The number of Syrian refugees enrolled in public schools is about 150,000, according to estimates by the Center for Educational Research and Development.
Syrian students are mainly registered in the afternoon in a special curriculum. They have the possibility to enroll in the public secondary schools offering a Lebanese curriculum, but only according to availability and on the condition that there are not less than 10 Lebanese students per class.
Under no circumstances can Syrian students from elementary, primary, and complementary schools be transferred to the classical morning curriculum, whether they come from the public school or the private sector.
School hours and pace

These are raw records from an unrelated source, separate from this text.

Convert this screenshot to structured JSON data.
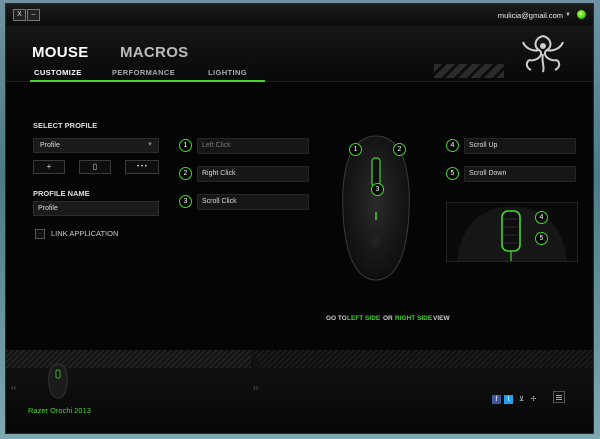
{
  "window": {
    "close_label": "X",
    "minimize_label": "–",
    "account_email": "mulicia@gmail.com",
    "account_caret": "▼"
  },
  "main_tabs": {
    "mouse": "MOUSE",
    "macros": "MACROS"
  },
  "sub_tabs": {
    "customize": "CUSTOMIZE",
    "performance": "PERFORMANCE",
    "lighting": "LIGHTING"
  },
  "profile": {
    "select_heading": "SELECT PROFILE",
    "selected": "Profile",
    "add_label": "+",
    "delete_label": "▯",
    "more_label": "• • •",
    "name_heading": "PROFILE NAME",
    "name_value": "Profile",
    "link_application_label": "LINK APPLICATION"
  },
  "buttons_left": [
    {
      "num": "1",
      "label": "Left Click"
    },
    {
      "num": "2",
      "label": "Right Click"
    },
    {
      "num": "3",
      "label": "Scroll Click"
    }
  ],
  "buttons_right": [
    {
      "num": "4",
      "label": "Scroll Up"
    },
    {
      "num": "5",
      "label": "Scroll Down"
    }
  ],
  "mouse_markers": {
    "m1": "1",
    "m2": "2",
    "m3": "3",
    "m4": "4",
    "m5": "5"
  },
  "side_view": {
    "goto": "GO TO",
    "left_side": "LEFT SIDE",
    "or": "OR",
    "right_side": "RIGHT SIDE",
    "view": "VIEW"
  },
  "footer": {
    "device_name": "Razer Orochi 2013",
    "prev_arrow": "‹‹",
    "next_arrow": "››"
  },
  "colors": {
    "accent": "#44d62c",
    "background": "#050505",
    "field": "#161616"
  },
  "icons": [
    "razer-logo-icon",
    "facebook-icon",
    "twitter-icon",
    "cart-icon",
    "razer-small-icon",
    "menu-icon",
    "status-dot-icon"
  ]
}
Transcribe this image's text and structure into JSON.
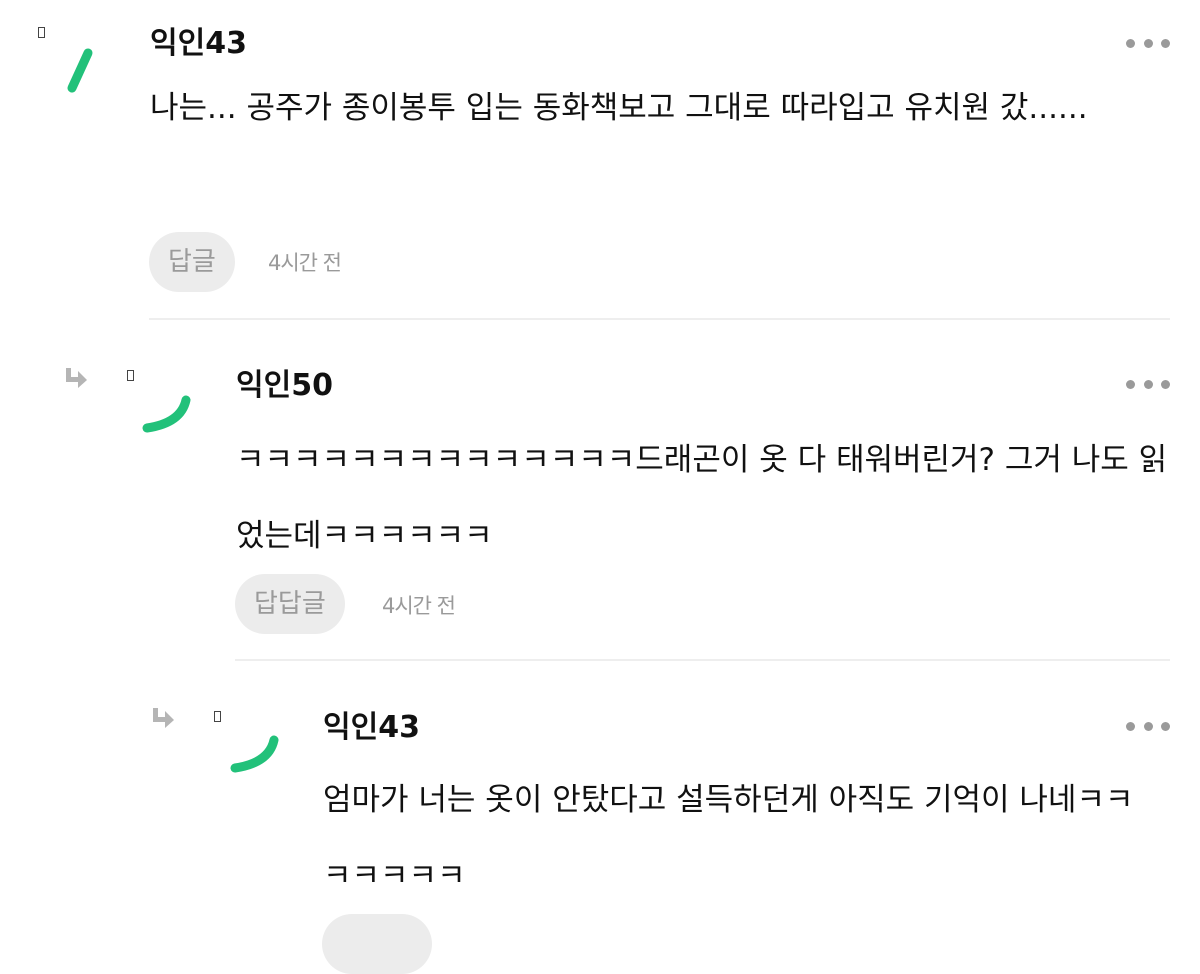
{
  "colors": {
    "accent": "#22c17a",
    "button_bg": "#ececec",
    "muted_text": "#9a9a9a",
    "divider": "#eeeeee"
  },
  "comments": [
    {
      "nickname": "익인43",
      "text": "나는... 공주가 종이봉투 입는 동화책보고 그대로 따라입고 유치원 갔......",
      "reply_label": "답글",
      "time": "4시간 전"
    },
    {
      "nickname": "익인50",
      "text": "ㅋㅋㅋㅋㅋㅋㅋㅋㅋㅋㅋㅋㅋㅋ드래곤이 옷 다 태워버린거? 그거 나도 읽었는데ㅋㅋㅋㅋㅋㅋ",
      "reply_label": "답답글",
      "time": "4시간 전"
    },
    {
      "nickname": "익인43",
      "text": "엄마가 너는 옷이 안탔다고 설득하던게 아직도 기억이 나네ㅋㅋㅋㅋㅋㅋㅋ",
      "reply_label": "",
      "time": ""
    }
  ],
  "icons": {
    "reply_arrow": "reply-arrow-icon",
    "more": "more-options-icon"
  }
}
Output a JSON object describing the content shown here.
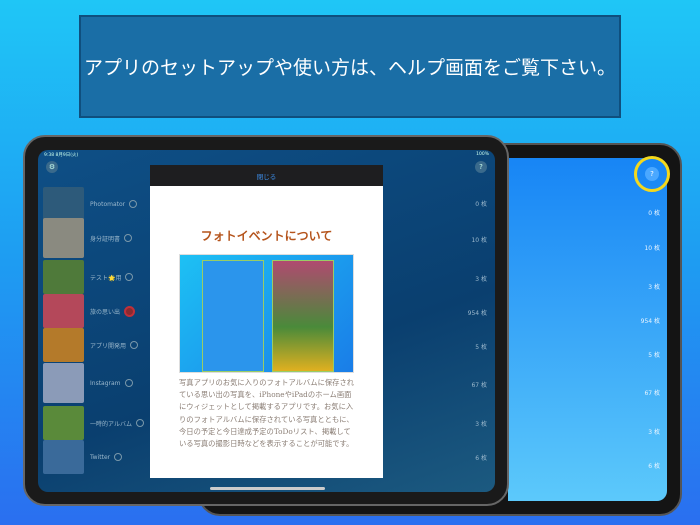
{
  "banner": {
    "text": "アプリのセットアップや使い方は、ヘルプ画面をご覧下さい。"
  },
  "status": {
    "time": "9:38 8月9日(火)",
    "battery": "100%"
  },
  "modal": {
    "close_label": "閉じる",
    "title": "フォトイベントについて",
    "body": "写真アプリのお気に入りのフォトアルバムに保存されている思い出の写真を、iPhoneやiPadのホーム画面にウィジェットとして掲載するアプリです。お気に入りのフォトアルバムに保存されている写真とともに、今日の予定と今日達成予定のToDoリスト、掲載している写真の撮影日時などを表示することが可能です。"
  },
  "albums": [
    {
      "name": "Photomator",
      "count": "0 枚",
      "color": "#2d5a7a"
    },
    {
      "name": "身分証明書",
      "count": "10 枚",
      "color": "#8a8a80"
    },
    {
      "name": "テスト🌟用",
      "count": "3 枚",
      "color": "#4f7a3a"
    },
    {
      "name": "旅の思い出",
      "count": "954 枚",
      "color": "#b4485a"
    },
    {
      "name": "アプリ開発用",
      "count": "5 枚",
      "color": "#b47a2a"
    },
    {
      "name": "Instagram",
      "count": "67 枚",
      "color": "#8b9bb8"
    },
    {
      "name": "一時的アルバム",
      "count": "3 枚",
      "color": "#5a8a3a"
    },
    {
      "name": "Twitter",
      "count": "6 枚",
      "color": "#3a6a9a"
    }
  ],
  "colors": {
    "accent": "#f4d81c",
    "title": "#b5541c"
  }
}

The public school week consists of four school days, Monday through Thursday, with the possibility for principals to work on Friday or Saturday. They must, if necessary, give the students another day off during the week. The duration of a school period is 45 minutes. The Kindergarten students’ day consists of six periods, that of the elementary education’s students consists of seven periods, and eight periods for the secondary education’s students.

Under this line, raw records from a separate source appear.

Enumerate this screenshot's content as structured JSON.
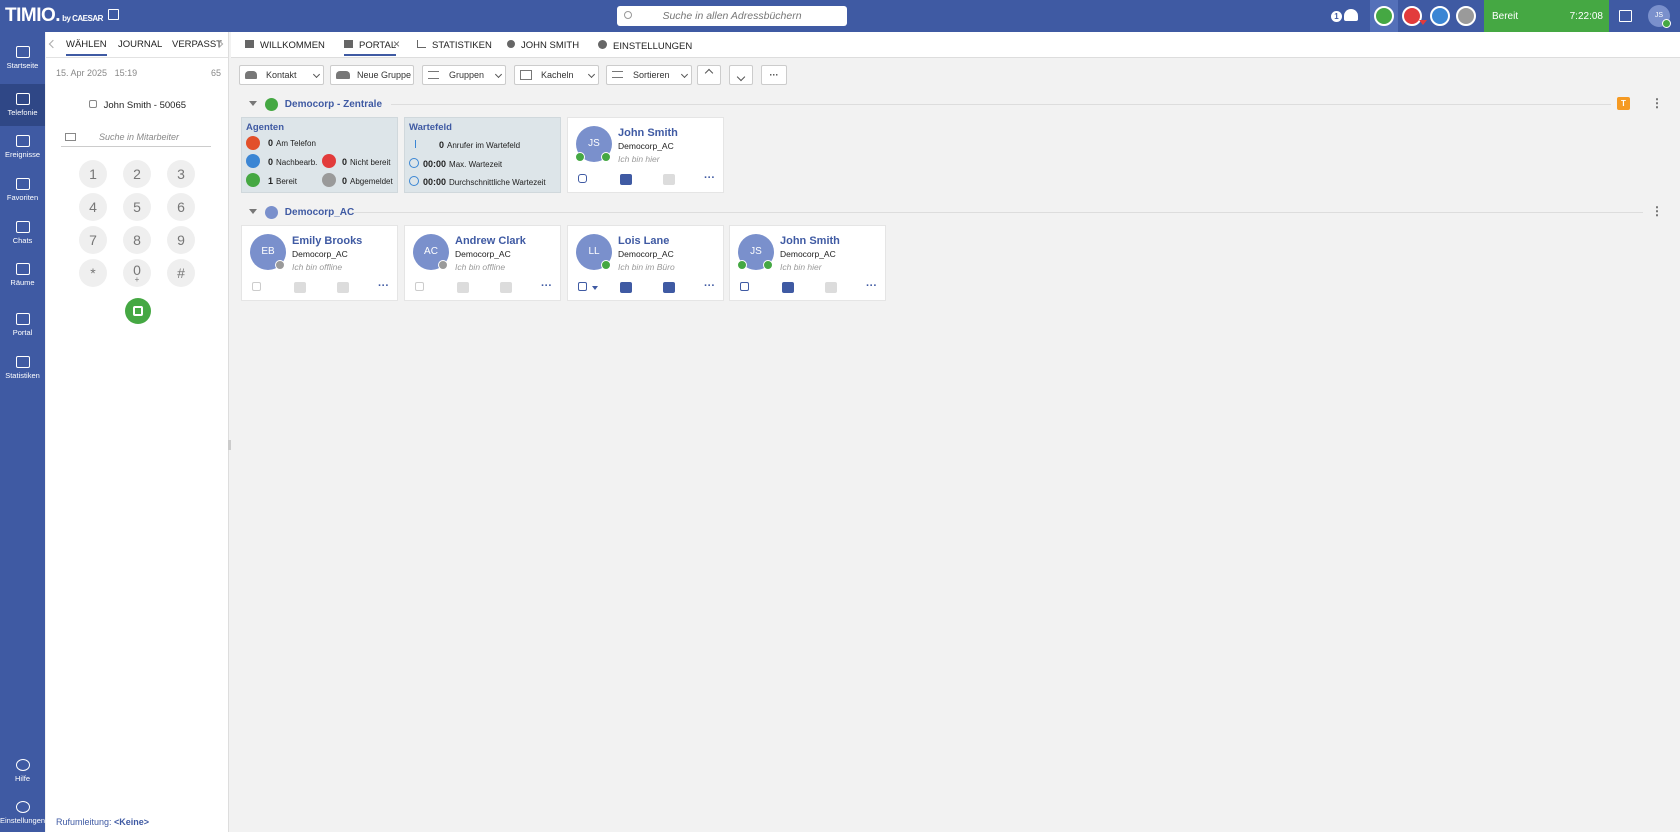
{
  "app": {
    "brand": "TIMIO.",
    "brand_sub": "by CAESAR"
  },
  "top": {
    "search_placeholder": "Suche in allen Adressbüchern",
    "badge": "1",
    "status": "Bereit",
    "time": "7:22:08",
    "user_initials": "JS"
  },
  "nav": [
    {
      "label": "Startseite",
      "icon": "home-icon"
    },
    {
      "label": "Telefonie",
      "icon": "phone-icon"
    },
    {
      "label": "Ereignisse",
      "icon": "calendar-icon"
    },
    {
      "label": "Favoriten",
      "icon": "star-icon"
    },
    {
      "label": "Chats",
      "icon": "chat-icon"
    },
    {
      "label": "Räume",
      "icon": "rooms-icon"
    },
    {
      "label": "Portal",
      "icon": "grid-icon"
    },
    {
      "label": "Statistiken",
      "icon": "chart-icon"
    }
  ],
  "nav_bottom": [
    {
      "label": "Hilfe",
      "icon": "help-icon"
    },
    {
      "label": "Einstellungen",
      "icon": "gear-icon"
    }
  ],
  "left": {
    "tabs": [
      "WÄHLEN",
      "JOURNAL",
      "VERPASST"
    ],
    "date": "15. Apr 2025",
    "clock": "15:19",
    "count": "65",
    "caller": "John Smith - 50065",
    "search_placeholder": "Suche in Mitarbeiter",
    "keys": [
      "1",
      "2",
      "3",
      "4",
      "5",
      "6",
      "7",
      "8",
      "9",
      "*",
      "0",
      "#"
    ],
    "key_sub": "+",
    "forward_label": "Rufumleitung:",
    "forward_value": "<Keine>"
  },
  "tabs": [
    "WILLKOMMEN",
    "PORTAL",
    "STATISTIKEN",
    "JOHN SMITH",
    "EINSTELLUNGEN"
  ],
  "toolbar": {
    "kontakt": "Kontakt",
    "neue_gruppe": "Neue Gruppe",
    "gruppen": "Gruppen",
    "kacheln": "Kacheln",
    "sortieren": "Sortieren",
    "more": "···"
  },
  "group1": {
    "name": "Democorp - Zentrale",
    "badge": "T"
  },
  "agenten": {
    "title": "Agenten",
    "am_telefon": "0",
    "am_telefon_label": "Am Telefon",
    "nachbearb": "0",
    "nachbearb_label": "Nachbearb.",
    "nicht_bereit": "0",
    "nicht_bereit_label": "Nicht bereit",
    "bereit": "1",
    "bereit_label": "Bereit",
    "abgemeldet": "0",
    "abgemeldet_label": "Abgemeldet"
  },
  "wartefeld": {
    "title": "Wartefeld",
    "anrufer": "0",
    "anrufer_label": "Anrufer im Wartefeld",
    "max": "00:00",
    "max_label": "Max. Wartezeit",
    "avg": "00:00",
    "avg_label": "Durchschnittliche Wartezeit"
  },
  "group1_contacts": [
    {
      "initials": "JS",
      "name": "John Smith",
      "org": "Democorp_AC",
      "status": "Ich bin hier"
    }
  ],
  "group2": {
    "name": "Democorp_AC"
  },
  "group2_contacts": [
    {
      "initials": "EB",
      "name": "Emily Brooks",
      "org": "Democorp_AC",
      "status": "Ich bin offline"
    },
    {
      "initials": "AC",
      "name": "Andrew Clark",
      "org": "Democorp_AC",
      "status": "Ich bin offline"
    },
    {
      "initials": "LL",
      "name": "Lois Lane",
      "org": "Democorp_AC",
      "status": "Ich bin im Büro"
    },
    {
      "initials": "JS",
      "name": "John Smith",
      "org": "Democorp_AC",
      "status": "Ich bin hier"
    }
  ]
}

Faced with the collapse of the Lebanese lira, which hit a record low of LL39,000 to the dollar in September, the monthly salary of teachers (like all civil servants) has been multiplied by three. This decision was adopted in the 2022 budget law, which was signed Tuesday [Oct.4] by Parliament Speaker Nabih Berri and still needs to be c0-signed by President Michel Aoun. Every civil servant teacher will also receive a monthly sum of $130, payable in local currency at the Sayrafa daily exchange rate, as well as a transportation allowance of LL95,000 per working day.

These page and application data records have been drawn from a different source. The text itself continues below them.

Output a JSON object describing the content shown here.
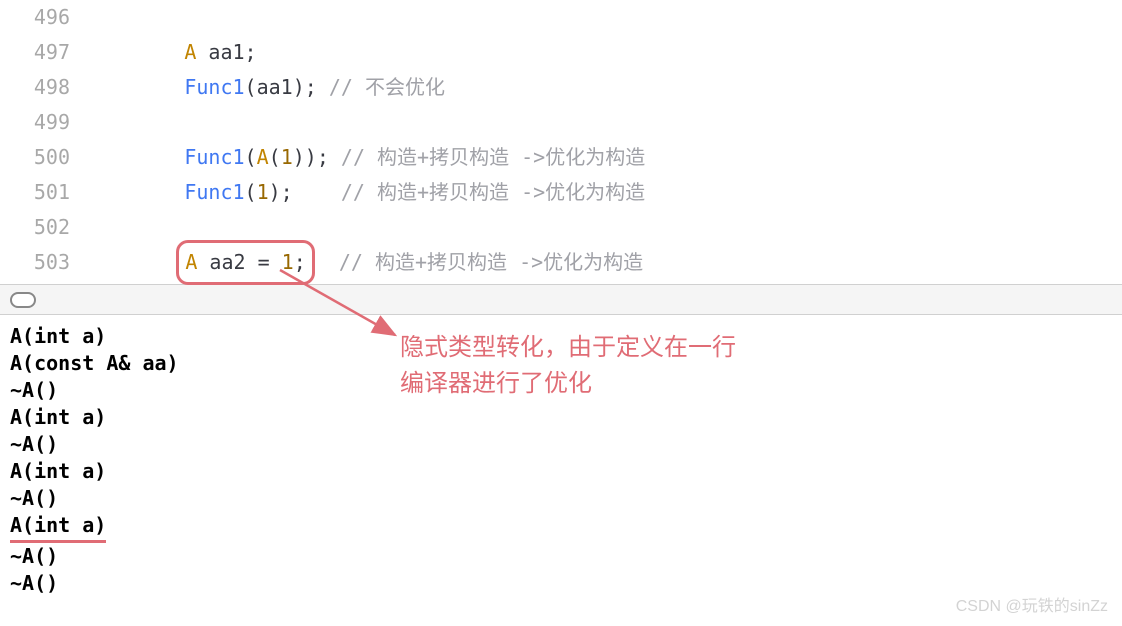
{
  "code": {
    "lines": [
      {
        "num": "496",
        "indent": "",
        "html": ""
      },
      {
        "num": "497",
        "indent": "        ",
        "tokens": [
          {
            "t": "identifier",
            "v": "A"
          },
          {
            "t": "plain",
            "v": " aa1;"
          }
        ]
      },
      {
        "num": "498",
        "indent": "        ",
        "tokens": [
          {
            "t": "function-call",
            "v": "Func1"
          },
          {
            "t": "plain",
            "v": "(aa1); "
          },
          {
            "t": "comment",
            "v": "// 不会优化"
          }
        ]
      },
      {
        "num": "499",
        "indent": "",
        "tokens": []
      },
      {
        "num": "500",
        "indent": "        ",
        "tokens": [
          {
            "t": "function-call",
            "v": "Func1"
          },
          {
            "t": "plain",
            "v": "("
          },
          {
            "t": "identifier",
            "v": "A"
          },
          {
            "t": "plain",
            "v": "("
          },
          {
            "t": "number",
            "v": "1"
          },
          {
            "t": "plain",
            "v": ")); "
          },
          {
            "t": "comment",
            "v": "// 构造+拷贝构造 ->优化为构造"
          }
        ]
      },
      {
        "num": "501",
        "indent": "        ",
        "tokens": [
          {
            "t": "function-call",
            "v": "Func1"
          },
          {
            "t": "plain",
            "v": "("
          },
          {
            "t": "number",
            "v": "1"
          },
          {
            "t": "plain",
            "v": ");    "
          },
          {
            "t": "comment",
            "v": "// 构造+拷贝构造 ->优化为构造"
          }
        ]
      },
      {
        "num": "502",
        "indent": "",
        "tokens": []
      },
      {
        "num": "503",
        "indent": "        ",
        "highlighted": true,
        "tokens": [
          {
            "t": "identifier",
            "v": "A"
          },
          {
            "t": "plain",
            "v": " aa2 = "
          },
          {
            "t": "number",
            "v": "1"
          },
          {
            "t": "plain",
            "v": ";"
          }
        ],
        "after": [
          {
            "t": "plain",
            "v": "  "
          },
          {
            "t": "comment",
            "v": "// 构造+拷贝构造 ->优化为构造"
          }
        ]
      }
    ]
  },
  "output": {
    "lines": [
      {
        "text": "A(int a)"
      },
      {
        "text": "A(const A& aa)"
      },
      {
        "text": "~A()"
      },
      {
        "text": "A(int a)"
      },
      {
        "text": "~A()"
      },
      {
        "text": "A(int a)"
      },
      {
        "text": "~A()"
      },
      {
        "text": "A(int a)",
        "underline": true
      },
      {
        "text": "~A()"
      },
      {
        "text": "~A()"
      }
    ]
  },
  "annotation": {
    "line1": "隐式类型转化，由于定义在一行",
    "line2": "编译器进行了优化"
  },
  "watermark": "CSDN @玩铁的sinZz",
  "colors": {
    "accent_red": "#e06c75"
  }
}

Contract teachers are much less endowed, as they are generally paid only three times a year, in general. They are only paid if they teach, regardless of whether there is a strike, holidays or if there is an usual event beyond their control. The authorities recently promised that secondary school teachers will get an hourly wage increase to LL 180,000 and the elementary school teachers will receive a LL100,000 rise in the hourly wage. They should also receive a monthly welfare sum of $130, which will depend on the number of hours taught. Last year, despite promises, they were not paid transportation allowances. Their return to school this year was contingent on receiving their monthly salary in the context of the financial collapse. But there is no guarantee that this measure will actually be adopted.
Public education in figures
Contrary to expectations, the Center for Educational Research and Development (CRDP) which is linked to the Ministry of Education, indicated that there were only 336,301 students in public education out of a total of 1,072,925 students in 2021-2022 (without including the afternoon curriculum reserved for Syrian students). This means that the number of students declined compared to the 2020-2021 academic year during which there were 384,741, which is slightly lower than in 2019-2020, when there were 342,303 students.
Also, the number of teachers has steadily declined since 2019-2020. That same year, public education consisted of 40,796 teachers (19,323 civil servants and 21,473 working on contract basis). The following year, they dropped to 39,516 (18,465 civil servants and 21,051 working on contract basis). In the 2021-2022 academic year, there are only 37,139 (17,203 civil servants and 19,936 working on contract basis). This decline is not limited to the public sector. It also involves the entire education sector, including private, semi-private and UNRWA schools (for Palestinian refugees), which lost more than 11,000 teachers in three years.
These figures were provided by the CRDP, which are the most recent reported figures for the 2021-2022 school year to L’Orient-Le Jour.
This article was originally published in French in L'Orient-Le Jour.